Image courtesy of Halliburton/Facebook.

Halliburton managed to beat expectations despite posting a $3.8 billion operating loss in the second quarter.

The company booked a $3.88 billion operating loss for the second quarter on $3.83 billion in revenues, down 9 percent from the first quarter.

Houston-based Halliburton reported a loss from continuing operations of $3.73 per diluted share and an adjusted loss from continuing operations of $0.14 per diluted share, excluding special items.

According to Marketwatch, analysts had expected an adjusted loss from continuing operations of $0.19 per share.

Halliburton reported an adjusted operating income of $62 million compared, a 72 percent decline from the previous quarter.

North America revenue declined 15 percent sequentially to $1.5 billion, outperforming the average U.S. rig count that was down 23 percent.

An operating loss of $124 million was also recognized for the North America region.

“We believe the North America market has turned. We expect to see a modest uptick in rig count during the second half of the year,” CEO and chairman Dave Lesar said.

International second quarter operating income fell $64 million from the second quarter to $246 million on revenue of $2.3 billion, a 4 percent sequential decline.

Latin America revenue fell to $476 million in the quarter, a 12 percent decline from the first quarter.

Operating income for Latin America sunk 54 percent from the first quarter to $22 million.

“These declines were a result of reduced activity in Brazil, Mexico and Colombia, and Halliburton’s decision to curtail activity in Venezuela,” Halliburton said.

Europe/Africa/CIS revenue ticked up 2 percent sequentially to $795 million in the second quarter, with operating income climbing 12 percent sequentially to $64 million.

Middle East/Asia revenue in the second quarter slipped 3 percent sequentially to $1 billion, with operating income falling 22 percent from the first quarter to $160 million.

The Completion and Production segment reported an operating loss of $32 million in the second quarter on revenues of $2.1 billion, down 9 percent from the first quarter.

Operating income for the Drilling and Evaluation segment fell 36 percent sequentially to $154 million on revenue of $1.7 billion.

Halliburton paid a $3.5 billion termination fee tied to its failed merger with Baker Hughes that was recognized during the second quarter.

Halliburton also said that it mandatorily redeemed $2.5 billion of senior notes during the second quarter of 2016, resulting in $41 million, pre-tax, of redemption fees and associated costs.

Halliburton also recorded company-wide impairments and other charges in the second quarter totaling about $423 million, pre-tax, primarily tied to severance costs and asset impairments as it continued to right-size its cost structure.

“Our activity outlook has not changed and our strategy is working.

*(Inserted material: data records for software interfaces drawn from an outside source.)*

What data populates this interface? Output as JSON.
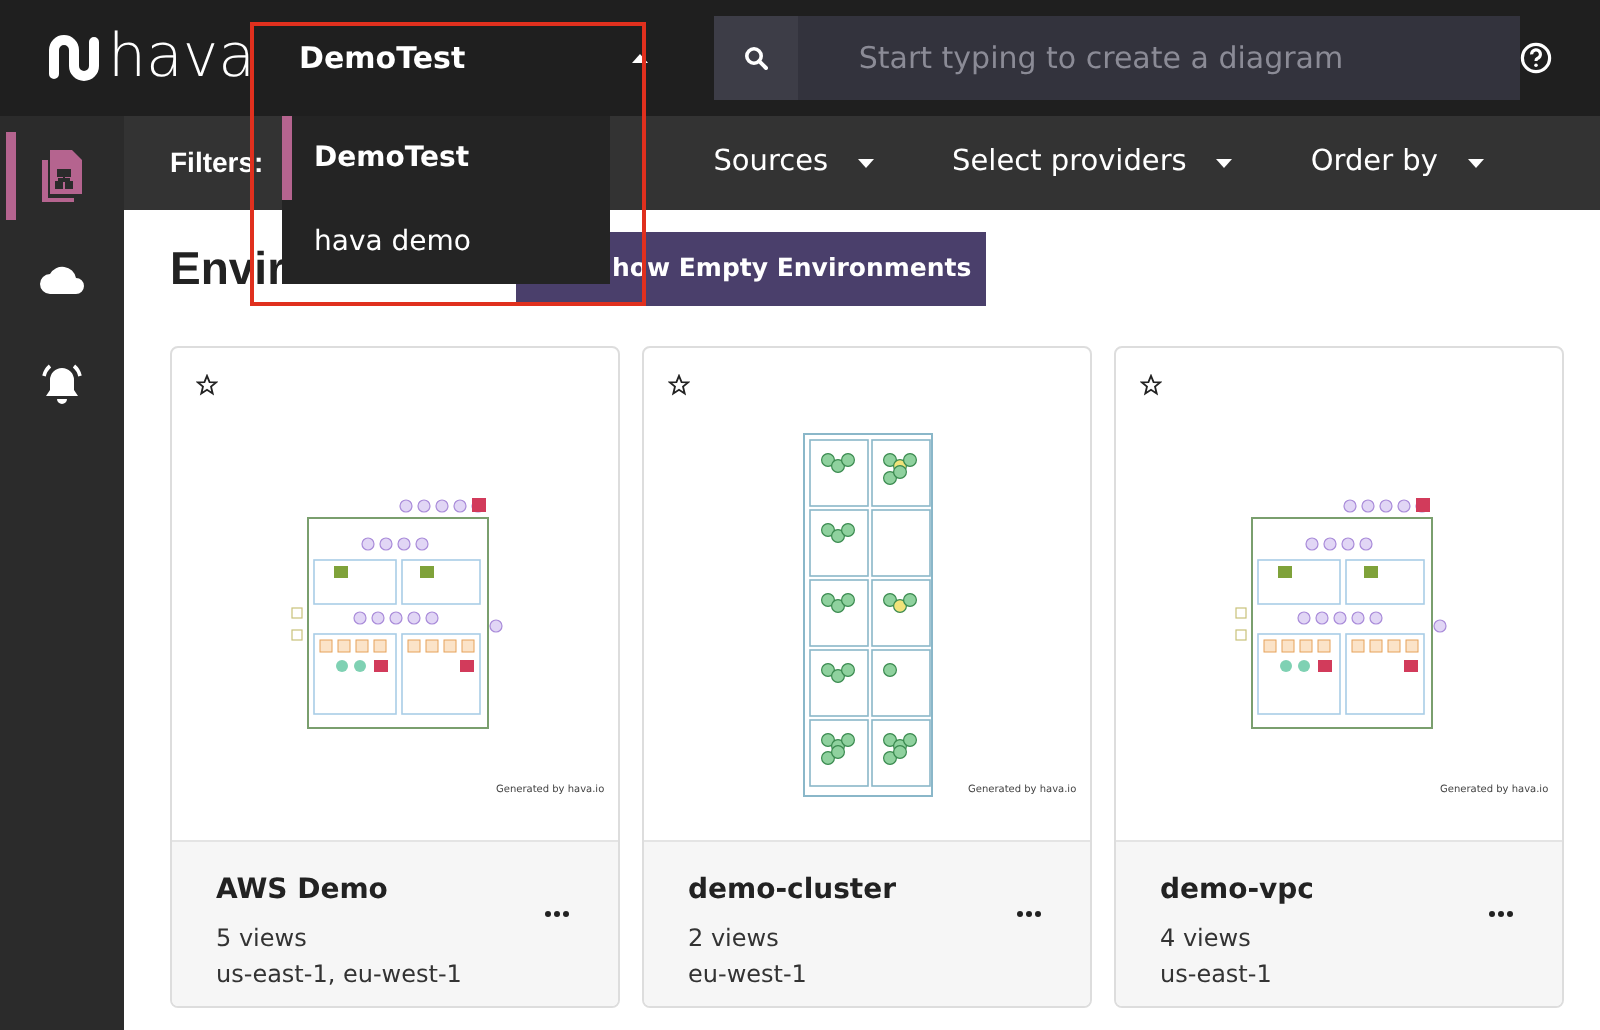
{
  "logo": {
    "text": "hava"
  },
  "workspace_selector": {
    "label": "DemoTest",
    "expanded": true
  },
  "search": {
    "placeholder": "Start typing to create a diagram"
  },
  "sidebar": {
    "items": [
      {
        "kind": "diagrams",
        "selected": true
      },
      {
        "kind": "cloud",
        "selected": false
      },
      {
        "kind": "alerts",
        "selected": false
      }
    ]
  },
  "filters": {
    "label": "Filters:",
    "dropdowns": [
      "Sources",
      "Select providers",
      "Order by"
    ]
  },
  "page_title": "Envir",
  "show_empty_button": "how Empty Environments",
  "workspace_menu": {
    "items": [
      {
        "label": "DemoTest",
        "selected": true
      },
      {
        "label": "hava demo",
        "selected": false
      }
    ]
  },
  "environments": [
    {
      "name": "AWS Demo",
      "views": "5 views",
      "regions": "us-east-1, eu-west-1",
      "kind": "vpc",
      "credit": "Generated by hava.io"
    },
    {
      "name": "demo-cluster",
      "views": "2 views",
      "regions": "eu-west-1",
      "kind": "cluster",
      "credit": "Generated by hava.io"
    },
    {
      "name": "demo-vpc",
      "views": "4 views",
      "regions": "us-east-1",
      "kind": "vpc",
      "credit": "Generated by hava.io"
    }
  ]
}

During the coming recovery, we plan to scale up our integrated delivery platform by addressing our product line building blocks one at a time through a combination of organic growth and selective acquisitions,” Lesar said.